Bruin Engineer Builds Startup to Tackle Sepsis One Cell at a Time
More than a decade after he co-founded medical diagnostics company Cytovale in 2013, UCLA bioengineering alumnus Henry Tse, Ph.D. ’12 is well on his way to deploy a tool his company designed for early detection of sepsis — the number one cause of death in hospitals.
In January, Cytovale received clearance from the U.S. Food and Drug Administration for its rapid sepsis diagnostic tool IntelliSep, clearing the way for its use in hospitals around the country.
According to the U.S. Centers for Disease Control and Prevention, at least 1.7 million adults in America develop sepsis in a typical year and one in three people dies in a hospital as a result of the medical condition. Sepsis occurs when an existing infection triggers a chain of immune response through the body that, if not defected or treated timely, can rapidly lead to tissue damage, organ failure, or death.
IntelliSep is designed to help clinicians recognize sepsis in adult patients at an emergency department by providing test results from a standard blood draw in under 10 minutes. The diagnostics tool then categorizes findings into three bands — from low to high probability of sepsis. The results may equip heath care providers with a tool to optimize clinical outcomes and resource utilization, offering timely treatment to those who are more likely to develop sepsis.
“I chose UCLA for my doctorate because the university attracts people who see the
connectedness in the world and want to be active contributors to that,” Henry Tse said.
“I am proud that our founding team had the fortitude and unwavering commitment to bring a first-of-its-kind technology to life in order to solve a poorly defined disease,” said Tse, who serves as Cytovale’s chief technology officer.
Growing up in San Francisco, the son of immigrant parents from Hong Kong spent most Sundays at the family’s small antique and art business where Tse learned the importance of a problem-solving mentality to an entrepreneur.
He developed an interest in technology and science early on, building a website at age 7 when he got his first computer because he wanted to understand how the internet worked. The experience sparked a lifelong interest in understanding the inner workings of the world and finding ways to help push that understanding further.
Tse chose to major in bioengineering as an undergraduate at UC San Diego because he saw biology as an unexplored frontier that could solve many of the world’s unknowns through applying fundamental principles of mathematics and engineering.
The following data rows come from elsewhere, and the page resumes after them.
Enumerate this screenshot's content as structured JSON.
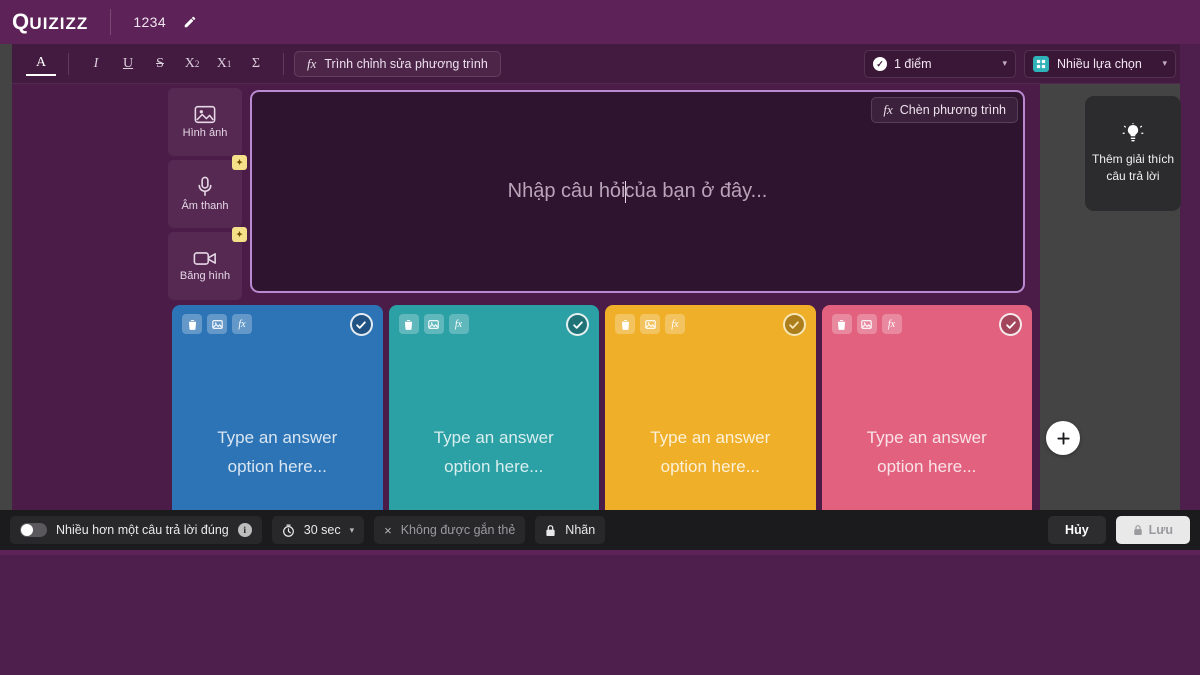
{
  "app": {
    "logo_q": "Q",
    "logo_rest": "UIZIZZ",
    "quiz_title": "1234",
    "edit_icon": "pencil-icon"
  },
  "toolbar": {
    "format_buttons": [
      {
        "name": "text-color",
        "label": "A",
        "active": true
      },
      {
        "name": "italic",
        "label": "I",
        "active": false
      },
      {
        "name": "underline",
        "label": "U",
        "active": false
      },
      {
        "name": "strikethrough",
        "label": "S",
        "active": false
      },
      {
        "name": "superscript",
        "label": "X",
        "sup": "2",
        "active": false
      },
      {
        "name": "subscript",
        "label": "X",
        "sub": "1",
        "active": false
      },
      {
        "name": "symbol",
        "label": "Σ",
        "active": false
      }
    ],
    "equation_editor_label": "Trình chỉnh sửa phương trình",
    "equation_glyph": "fx",
    "points_select": {
      "value": "1 điểm",
      "icon": "check-circle-icon",
      "caret": "▾"
    },
    "type_select": {
      "value": "Nhiều lựa chọn",
      "icon": "multiple-choice-icon",
      "caret": "▾"
    }
  },
  "media_rail": [
    {
      "name": "image",
      "label": "Hình ảnh",
      "icon": "image-icon",
      "badge": ""
    },
    {
      "name": "audio",
      "label": "Âm thanh",
      "icon": "microphone-icon",
      "badge": "✦"
    },
    {
      "name": "video",
      "label": "Băng hình",
      "icon": "video-camera-icon",
      "badge": "✦"
    }
  ],
  "question": {
    "placeholder_before": "Nhập câu hỏi ",
    "placeholder_after": "của bạn ở đây...",
    "insert_equation_label": "Chèn phương trình",
    "insert_equation_glyph": "fx"
  },
  "answers": {
    "placeholder": "Type an answer option here...",
    "options": [
      {
        "name": "answer-option-1",
        "color": "#2d74b6",
        "placeholder": "Type an answer option here..."
      },
      {
        "name": "answer-option-2",
        "color": "#2ba0a5",
        "placeholder": "Type an answer option here..."
      },
      {
        "name": "answer-option-3",
        "color": "#efaf28",
        "placeholder": "Type an answer option here..."
      },
      {
        "name": "answer-option-4",
        "color": "#e2617e",
        "placeholder": "Type an answer option here..."
      }
    ],
    "tools": [
      "delete-icon",
      "image-icon",
      "equation-icon"
    ],
    "add_button_label": "+"
  },
  "right_panel": {
    "explanation_label": "Thêm giải thích câu trả lời",
    "explanation_icon": "lightbulb-icon"
  },
  "bottom_bar": {
    "multi_answer_label": "Nhiều hơn một câu trả lời đúng",
    "multi_answer_on": false,
    "info_glyph": "i",
    "timer_value": "30 sec",
    "timer_icon": "clock-icon",
    "timer_caret": "▾",
    "tag_x": "×",
    "tag_label": "Không được gắn thẻ",
    "label_icon": "lock-icon",
    "label_text": "Nhãn",
    "cancel_label": "Hủy",
    "save_label": "Lưu",
    "save_icon": "lock-icon",
    "save_disabled": true
  },
  "colors": {
    "brand_purple": "#5d2257",
    "editor_bg": "#4b1c48",
    "question_bg": "#2f1430",
    "question_border": "#b98ad0",
    "scrim": "#444444",
    "bottom_bar": "#1b1a1d"
  }
}
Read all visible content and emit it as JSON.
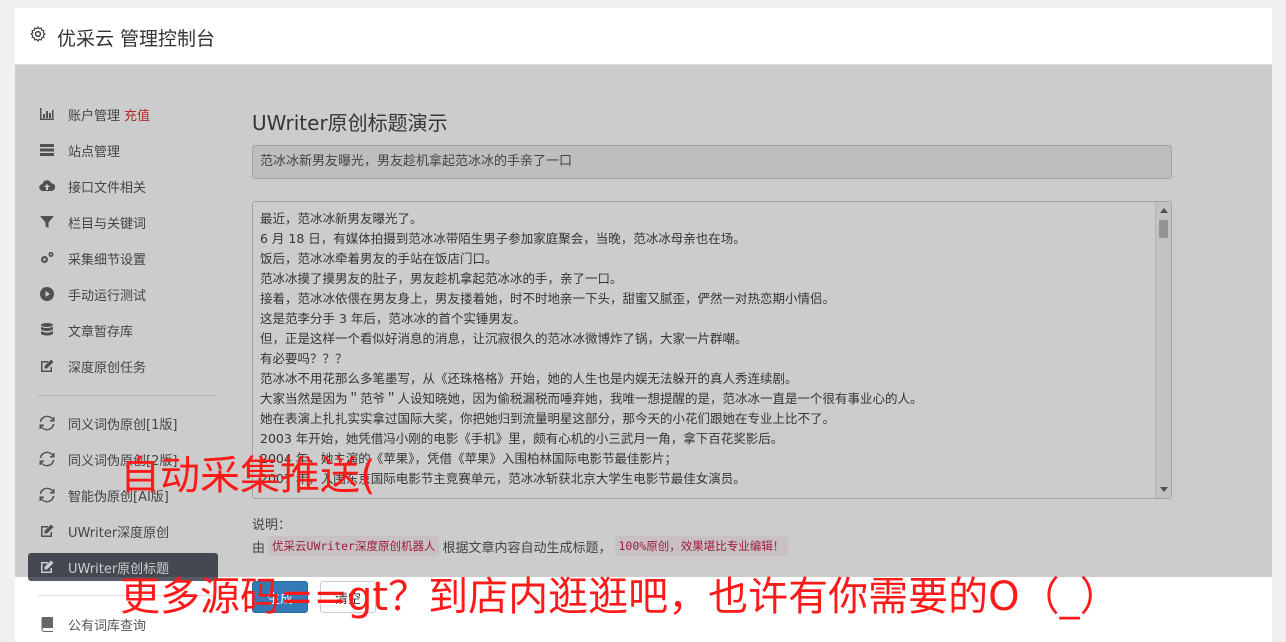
{
  "header": {
    "title": "优采云 管理控制台",
    "icon": "gear-icon"
  },
  "sidebar": {
    "items": [
      {
        "label": "账户管理",
        "accent": "充值",
        "icon": "bar-chart-icon"
      },
      {
        "label": "站点管理",
        "icon": "server-icon"
      },
      {
        "label": "接口文件相关",
        "icon": "cloud-upload-icon"
      },
      {
        "label": "栏目与关键词",
        "icon": "filter-icon"
      },
      {
        "label": "采集细节设置",
        "icon": "cogs-icon"
      },
      {
        "label": "手动运行测试",
        "icon": "play-circle-icon"
      },
      {
        "label": "文章暂存库",
        "icon": "database-icon"
      },
      {
        "label": "深度原创任务",
        "icon": "edit-icon"
      },
      {
        "label": "同义词伪原创[1版]",
        "icon": "refresh-icon"
      },
      {
        "label": "同义词伪原创[2版]",
        "icon": "refresh-icon"
      },
      {
        "label": "智能伪原创[AI版]",
        "icon": "refresh-icon"
      },
      {
        "label": "UWriter深度原创",
        "icon": "edit-icon"
      },
      {
        "label": "UWriter原创标题",
        "icon": "edit-icon",
        "active": true
      },
      {
        "label": "公有词库查询",
        "icon": "book-icon"
      }
    ]
  },
  "main": {
    "title": "UWriter原创标题演示",
    "title_value": "范冰冰新男友曝光，男友趁机拿起范冰冰的手亲了一口",
    "article_lines": [
      "最近，范冰冰新男友曝光了。",
      "6 月 18 日，有媒体拍摄到范冰冰带陌生男子参加家庭聚会，当晚，范冰冰母亲也在场。",
      "饭后，范冰冰牵着男友的手站在饭店门口。",
      "范冰冰摸了摸男友的肚子，男友趁机拿起范冰冰的手，亲了一口。",
      "接着，范冰冰依偎在男友身上，男友搂着她，时不时地亲一下头，甜蜜又腻歪，俨然一对热恋期小情侣。",
      "这是范李分手 3 年后，范冰冰的首个实锤男友。",
      "但，正是这样一个看似好消息的消息，让沉寂很久的范冰冰微博炸了锅，大家一片群嘲。",
      "有必要吗？？？",
      "范冰冰不用花那么多笔墨写，从《还珠格格》开始，她的人生也是内娱无法躲开的真人秀连续剧。",
      "大家当然是因为＂范爷＂人设知晓她，因为偷税漏税而唾弃她，我唯一想提醒的是，范冰冰一直是一个很有事业心的人。",
      "她在表演上扎扎实实拿过国际大奖，你把她归到流量明星这部分，那今天的小花们跟她在专业上比不了。",
      "2003 年开始，她凭借冯小刚的电影《手机》里，颇有心机的小三武月一角，拿下百花奖影后。",
      "2004 年，她主演的《苹果》，凭借《苹果》入围柏林国际电影节最佳影片；",
      "2007 年，入围东京国际电影节主竞赛单元，范冰冰斩获北京大学生电影节最佳女演员。"
    ],
    "note_label": "说明：",
    "note_prefix": "由",
    "note_code1": "优采云UWriter深度原创机器人",
    "note_middle": "根据文章内容自动生成标题，",
    "note_code2": "100%原创，效果堪比专业编辑！",
    "buttons": {
      "primary": "生成",
      "secondary": "清空"
    }
  },
  "watermark": {
    "line1": "自动采集推送(",
    "line2": "更多源码==gt？到店内逛逛吧，也许有你需要的O（_）"
  }
}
His college experience got him thinking about going to graduate school at a place that connects science, engineering and clinical medicine through collaboration. “I chose UCLA for my doctorate because the university attracts people who see the connectedness in the world and want to be active contributors to that,” said Tse, who zeroed in on a research group led by Dino Di Carlo, then an assistant professor. Di Carlo was in the early stages of setting up a research lab designing microfluidic tools to investigate biology.
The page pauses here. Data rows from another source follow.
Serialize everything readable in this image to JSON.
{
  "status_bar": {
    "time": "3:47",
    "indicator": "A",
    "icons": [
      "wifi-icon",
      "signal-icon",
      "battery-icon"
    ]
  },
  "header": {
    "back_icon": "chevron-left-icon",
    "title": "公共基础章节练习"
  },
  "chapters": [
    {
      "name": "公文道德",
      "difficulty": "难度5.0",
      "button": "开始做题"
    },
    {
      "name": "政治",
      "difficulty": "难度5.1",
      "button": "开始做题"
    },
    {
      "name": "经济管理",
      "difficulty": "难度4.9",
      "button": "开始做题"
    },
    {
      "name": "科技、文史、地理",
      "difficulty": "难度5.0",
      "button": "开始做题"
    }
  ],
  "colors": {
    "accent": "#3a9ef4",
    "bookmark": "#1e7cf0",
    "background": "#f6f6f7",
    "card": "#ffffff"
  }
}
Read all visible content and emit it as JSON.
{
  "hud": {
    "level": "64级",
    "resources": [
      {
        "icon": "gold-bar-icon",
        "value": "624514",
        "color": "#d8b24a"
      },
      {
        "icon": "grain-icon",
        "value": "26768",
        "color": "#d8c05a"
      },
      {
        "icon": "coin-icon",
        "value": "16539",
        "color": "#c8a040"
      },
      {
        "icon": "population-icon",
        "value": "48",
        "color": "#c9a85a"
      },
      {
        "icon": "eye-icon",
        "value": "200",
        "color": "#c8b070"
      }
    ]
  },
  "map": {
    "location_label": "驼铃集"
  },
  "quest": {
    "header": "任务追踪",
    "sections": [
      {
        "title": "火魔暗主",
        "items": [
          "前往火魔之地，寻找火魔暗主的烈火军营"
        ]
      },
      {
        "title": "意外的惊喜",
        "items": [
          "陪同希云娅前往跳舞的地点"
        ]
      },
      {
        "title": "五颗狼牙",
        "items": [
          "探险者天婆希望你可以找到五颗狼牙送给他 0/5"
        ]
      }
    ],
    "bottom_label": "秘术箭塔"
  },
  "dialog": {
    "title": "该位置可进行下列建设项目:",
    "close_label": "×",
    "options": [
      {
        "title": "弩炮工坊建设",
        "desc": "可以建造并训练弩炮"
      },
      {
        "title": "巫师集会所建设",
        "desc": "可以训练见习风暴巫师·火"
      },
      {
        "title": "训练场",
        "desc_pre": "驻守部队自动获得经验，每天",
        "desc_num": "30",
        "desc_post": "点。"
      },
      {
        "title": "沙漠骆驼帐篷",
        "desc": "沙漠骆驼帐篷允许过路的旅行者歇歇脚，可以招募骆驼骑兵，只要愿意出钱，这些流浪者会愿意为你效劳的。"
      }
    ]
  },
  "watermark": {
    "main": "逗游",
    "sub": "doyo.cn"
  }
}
“I vividly recall my first meeting with Dino, during which he shared his research interests and vision for his new lab — a space to study biology at the single-cell scale enabled by microfluidic tools,” Tse said. “These tools would enable scientists to unlock new information and gain a deeper understanding of biology, one cell at a time.”
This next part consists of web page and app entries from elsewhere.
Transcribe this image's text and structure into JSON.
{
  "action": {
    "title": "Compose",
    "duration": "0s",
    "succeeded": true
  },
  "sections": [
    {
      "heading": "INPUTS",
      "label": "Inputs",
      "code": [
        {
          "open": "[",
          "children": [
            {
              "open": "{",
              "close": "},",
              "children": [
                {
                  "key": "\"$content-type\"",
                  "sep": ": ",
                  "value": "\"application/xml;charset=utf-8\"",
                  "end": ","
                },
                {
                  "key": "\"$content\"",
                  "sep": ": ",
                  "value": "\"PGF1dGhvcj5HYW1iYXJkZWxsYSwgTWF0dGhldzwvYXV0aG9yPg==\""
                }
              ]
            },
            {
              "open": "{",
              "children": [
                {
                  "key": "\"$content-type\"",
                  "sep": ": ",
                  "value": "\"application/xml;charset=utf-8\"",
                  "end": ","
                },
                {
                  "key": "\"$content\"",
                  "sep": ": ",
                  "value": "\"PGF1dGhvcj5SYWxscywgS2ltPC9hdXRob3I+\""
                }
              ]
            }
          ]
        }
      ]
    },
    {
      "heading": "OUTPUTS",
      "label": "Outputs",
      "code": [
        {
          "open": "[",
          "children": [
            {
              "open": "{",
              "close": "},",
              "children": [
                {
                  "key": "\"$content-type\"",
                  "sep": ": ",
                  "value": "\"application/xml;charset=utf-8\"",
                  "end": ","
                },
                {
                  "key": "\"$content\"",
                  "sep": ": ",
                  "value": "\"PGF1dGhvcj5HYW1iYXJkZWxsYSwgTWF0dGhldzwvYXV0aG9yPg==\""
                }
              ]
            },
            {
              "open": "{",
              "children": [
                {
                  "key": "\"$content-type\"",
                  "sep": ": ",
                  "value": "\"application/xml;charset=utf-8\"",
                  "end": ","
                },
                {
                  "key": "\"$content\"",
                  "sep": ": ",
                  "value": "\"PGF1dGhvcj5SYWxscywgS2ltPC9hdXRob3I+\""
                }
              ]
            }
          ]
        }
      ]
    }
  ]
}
“Life isn’t a sprint,” Tse said. “It takes effort every day in every decision to reach the next step.”
As one of Di Carlo’s first students in the research group, Tse helped build out the lab that in many ways functioned like a startup — developing new technologies, securing funding and publishing studies.
One of the group’s early breakthroughs was in the area of flow cytometry, where the properties of individual cells are analyzed one at a time by leveraging fluid inertia in microfluidic platforms, or inertial microfluidics. Tse’s doctoral dissertation focused on deformability cytometry — where cells are squeezed as they flow through small tubes. The degree to which cells deform reveals a great deal about what goes on inside them, including early signs of cancer.
Collaborating with colleagues from the David Geffen School of Medicine at UCLA, Tse demonstrated that the team’s deformability cytometry technology is capable of detecting signals for both acute and chronic inflammation, which can then be further refined to identify the body’s immune state.
After earning his Ph.D., Tse returned to the Bay Area to run Cytovale, scaling up the deformability cytometry research he started at UCLA to develop early detection technologies that can rapidly diagnose diseases.
“Di Carlo has taught me how to be a diligent scientist who considers the evidence, an ambitious engineer who doesn’t accept ‘can’t’ as an answer and a leader who always looks for opportunities,” said Tse of his mentor and Cytovale cofounder Di Carlo, who also serves as the firm’s scientific advisor.
Over the past 15 years, Di Carlo’s lab has made major advances in microfluidics, microfabrication and nanotechnologies to develop new technologies that can now sort, manipulate and analyze thousands and millions of cells and molecules per second. The research has led to next-generation rapid disease diagnostics, as well as tools for drug discovery and cellular biology.
Despite the complexity of turning a technology developed in a lab into a ready-to-deploy product, Tse said he and his team never pivoted.
“In much the same way, it’s a lesson I learned for my own life — that life isn’t a sprint,” Tse said. “It takes effort every day in every decision to reach the next step. Building upon each step gets you up that mountain.”